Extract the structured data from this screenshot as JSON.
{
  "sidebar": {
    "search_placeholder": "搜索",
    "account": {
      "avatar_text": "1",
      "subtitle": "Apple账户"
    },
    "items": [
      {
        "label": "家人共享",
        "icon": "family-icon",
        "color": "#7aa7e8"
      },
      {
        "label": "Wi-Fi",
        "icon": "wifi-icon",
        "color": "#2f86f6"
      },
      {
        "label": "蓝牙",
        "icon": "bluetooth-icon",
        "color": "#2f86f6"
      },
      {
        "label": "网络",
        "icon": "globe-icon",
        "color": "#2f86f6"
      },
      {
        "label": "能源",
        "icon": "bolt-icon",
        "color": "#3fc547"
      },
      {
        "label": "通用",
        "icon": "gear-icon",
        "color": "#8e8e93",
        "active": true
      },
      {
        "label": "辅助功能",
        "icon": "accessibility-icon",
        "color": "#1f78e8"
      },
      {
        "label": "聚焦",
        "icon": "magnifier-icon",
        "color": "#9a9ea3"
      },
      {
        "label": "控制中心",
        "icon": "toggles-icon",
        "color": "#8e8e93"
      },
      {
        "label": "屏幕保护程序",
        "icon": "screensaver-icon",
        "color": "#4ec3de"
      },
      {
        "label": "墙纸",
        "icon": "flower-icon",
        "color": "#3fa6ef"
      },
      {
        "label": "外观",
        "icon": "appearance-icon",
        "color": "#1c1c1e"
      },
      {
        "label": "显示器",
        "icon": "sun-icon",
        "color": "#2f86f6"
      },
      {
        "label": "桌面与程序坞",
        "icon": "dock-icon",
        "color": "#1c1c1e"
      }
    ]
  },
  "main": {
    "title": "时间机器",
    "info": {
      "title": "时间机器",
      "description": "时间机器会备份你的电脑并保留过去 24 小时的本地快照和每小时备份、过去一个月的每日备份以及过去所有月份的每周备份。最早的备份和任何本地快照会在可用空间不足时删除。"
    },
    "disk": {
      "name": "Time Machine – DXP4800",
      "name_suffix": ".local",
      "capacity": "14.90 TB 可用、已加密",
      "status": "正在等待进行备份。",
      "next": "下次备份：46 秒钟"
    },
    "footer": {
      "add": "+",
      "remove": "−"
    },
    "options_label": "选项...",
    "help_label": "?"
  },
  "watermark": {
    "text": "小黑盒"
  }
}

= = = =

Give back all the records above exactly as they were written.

Extract the structured data from this screenshot as JSON.
{
  "sidebar": {
    "search_placeholder": "搜索",
    "account": {
      "avatar_text": "1",
      "subtitle": "Apple账户"
    },
    "items": [
      {
        "label": "家人共享",
        "icon": "family-icon",
        "color": "#7aa7e8"
      },
      {
        "label": "Wi-Fi",
        "icon": "wifi-icon",
        "color": "#2f86f6"
      },
      {
        "label": "蓝牙",
        "icon": "bluetooth-icon",
        "color": "#2f86f6"
      },
      {
        "label": "网络",
        "icon": "globe-icon",
        "color": "#2f86f6"
      },
      {
        "label": "能源",
        "icon": "bolt-icon",
        "color": "#3fc547"
      },
      {
        "label": "通用",
        "icon": "gear-icon",
        "color": "#8e8e93",
        "active": true
      },
      {
        "label": "辅助功能",
        "icon": "accessibility-icon",
        "color": "#1f78e8"
      },
      {
        "label": "聚焦",
        "icon": "magnifier-icon",
        "color": "#9a9ea3"
      },
      {
        "label": "控制中心",
        "icon": "toggles-icon",
        "color": "#8e8e93"
      },
      {
        "label": "屏幕保护程序",
        "icon": "screensaver-icon",
        "color": "#4ec3de"
      },
      {
        "label": "墙纸",
        "icon": "flower-icon",
        "color": "#3fa6ef"
      },
      {
        "label": "外观",
        "icon": "appearance-icon",
        "color": "#1c1c1e"
      },
      {
        "label": "显示器",
        "icon": "sun-icon",
        "color": "#2f86f6"
      },
      {
        "label": "桌面与程序坞",
        "icon": "dock-icon",
        "color": "#1c1c1e"
      }
    ]
  },
  "main": {
    "title": "时间机器",
    "info": {
      "title": "时间机器",
      "description": "时间机器会备份你的电脑并保留过去 24 小时的本地快照和每小时备份、过去一个月的每日备份以及过去所有月份的每周备份。最早的备份和任何本地快照会在可用空间不足时删除。"
    },
    "disk": {
      "name": "Time Machine – DXP4800",
      "name_suffix": ".local",
      "capacity": "14.90 TB 可用、已加密",
      "status": "正在等待进行备份。",
      "next": "下次备份：46 秒钟"
    },
    "footer": {
      "add": "+",
      "remove": "−"
    },
    "options_label": "选项...",
    "help_label": "?"
  },
  "watermark": {
    "text": "小黑盒"
  }
}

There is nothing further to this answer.